> [What the task asks]
The required answer is a copy of each line in the entries below that includes "Electrónica".

> [Dataset entries]
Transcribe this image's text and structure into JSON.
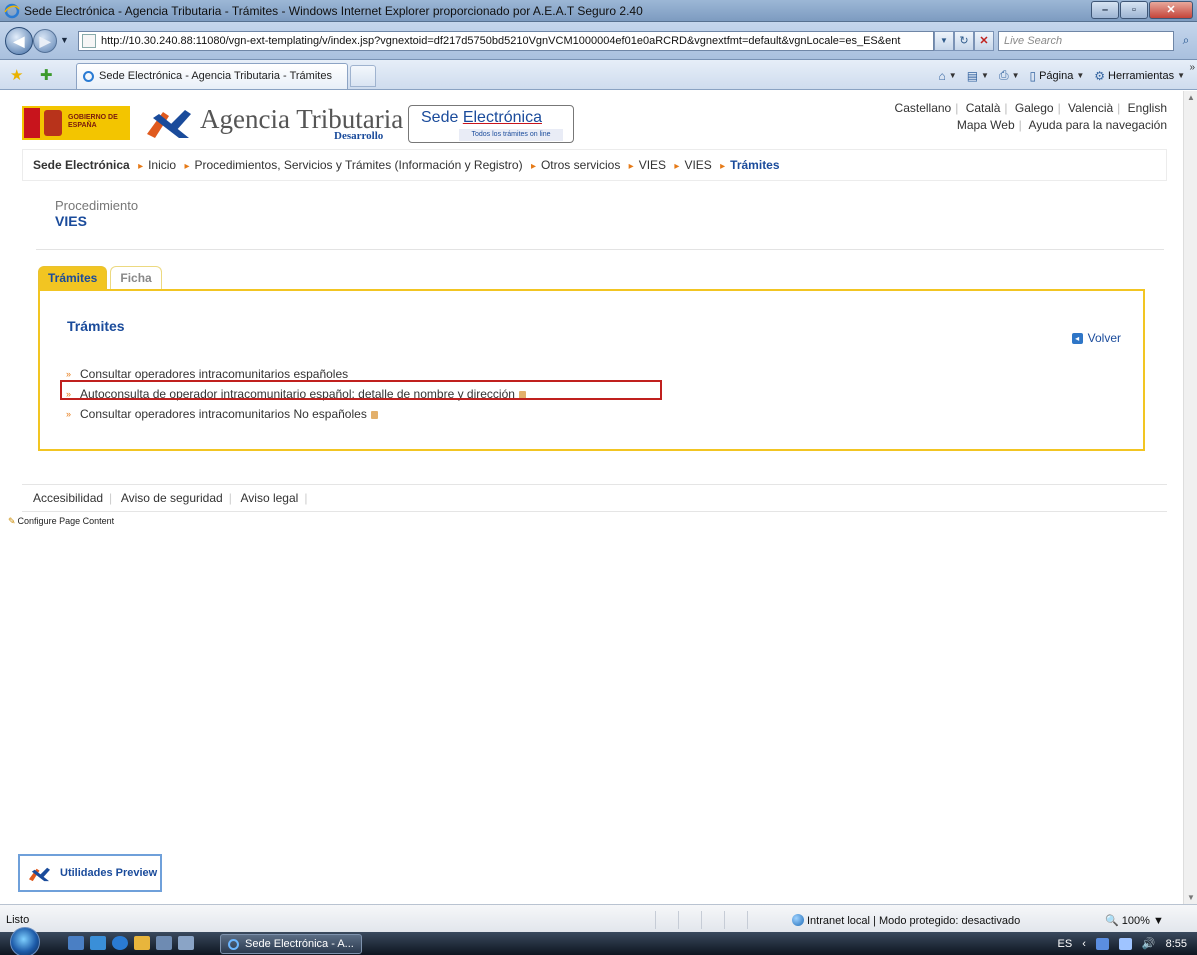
{
  "window": {
    "title": "Sede Electrónica - Agencia Tributaria - Trámites - Windows Internet Explorer proporcionado por A.E.A.T Seguro 2.40",
    "url": "http://10.30.240.88:11080/vgn-ext-templating/v/index.jsp?vgnextoid=df217d5750bd5210VgnVCM1000004ef01e0aRCRD&vgnextfmt=default&vgnLocale=es_ES&ent",
    "search_placeholder": "Live Search",
    "tab_title": "Sede Electrónica - Agencia Tributaria - Trámites",
    "toolbar": {
      "page_label": "Página",
      "tools_label": "Herramientas"
    }
  },
  "header": {
    "gov_logo_text": "GOBIERNO DE ESPAÑA",
    "agency_name": "Agencia Tributaria",
    "agency_sub": "Desarrollo",
    "sede_title_pre": "Sede ",
    "sede_title_u": "Electrónica",
    "sede_tagline": "Todos los trámites on line",
    "languages": [
      "Castellano",
      "Català",
      "Galego",
      "Valencià",
      "English"
    ],
    "links": [
      "Mapa Web",
      "Ayuda para la navegación"
    ]
  },
  "breadcrumb": {
    "root": "Sede Electrónica",
    "items": [
      "Inicio",
      "Procedimientos, Servicios y Trámites (Información y Registro)",
      "Otros servicios",
      "VIES",
      "VIES"
    ],
    "current": "Trámites"
  },
  "procedure": {
    "label": "Procedimiento",
    "name": "VIES"
  },
  "tabs": [
    {
      "label": "Trámites",
      "active": true
    },
    {
      "label": "Ficha",
      "active": false
    }
  ],
  "panel": {
    "title": "Trámites",
    "back_label": "Volver",
    "items": [
      {
        "label": "Consultar operadores intracomunitarios españoles",
        "secure": false
      },
      {
        "label": "Autoconsulta de operador intracomunitario español: detalle de nombre y dirección",
        "secure": true,
        "highlighted": true
      },
      {
        "label": "Consultar operadores intracomunitarios No españoles",
        "secure": true
      }
    ]
  },
  "footer": {
    "links": [
      "Accesibilidad",
      "Aviso de seguridad",
      "Aviso legal"
    ],
    "configure": "Configure Page Content"
  },
  "preview": {
    "label": "Utilidades Preview"
  },
  "statusbar": {
    "status": "Listo",
    "zone": "Intranet local | Modo protegido: desactivado",
    "zoom": "100%"
  },
  "taskbar": {
    "task_label": "Sede Electrónica - A...",
    "lang": "ES",
    "time": "8:55"
  },
  "colors": {
    "brand_blue": "#1a4b9b",
    "tab_yellow": "#f2c522",
    "highlight_red": "#c0201e",
    "bullet_orange": "#e67a17"
  }
}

> [Solution for this task]
    "title": "Sede Electrónica - Agencia Tributaria - Trámites - Windows Internet Explorer proporcionado por A.E.A.T Seguro 2.40",
    "tab_title": "Sede Electrónica - Agencia Tributaria - Trámites",
    "sede_title_u": "Electrónica",
    "root": "Sede Electrónica",
    "task_label": "Sede Electrónica - A...",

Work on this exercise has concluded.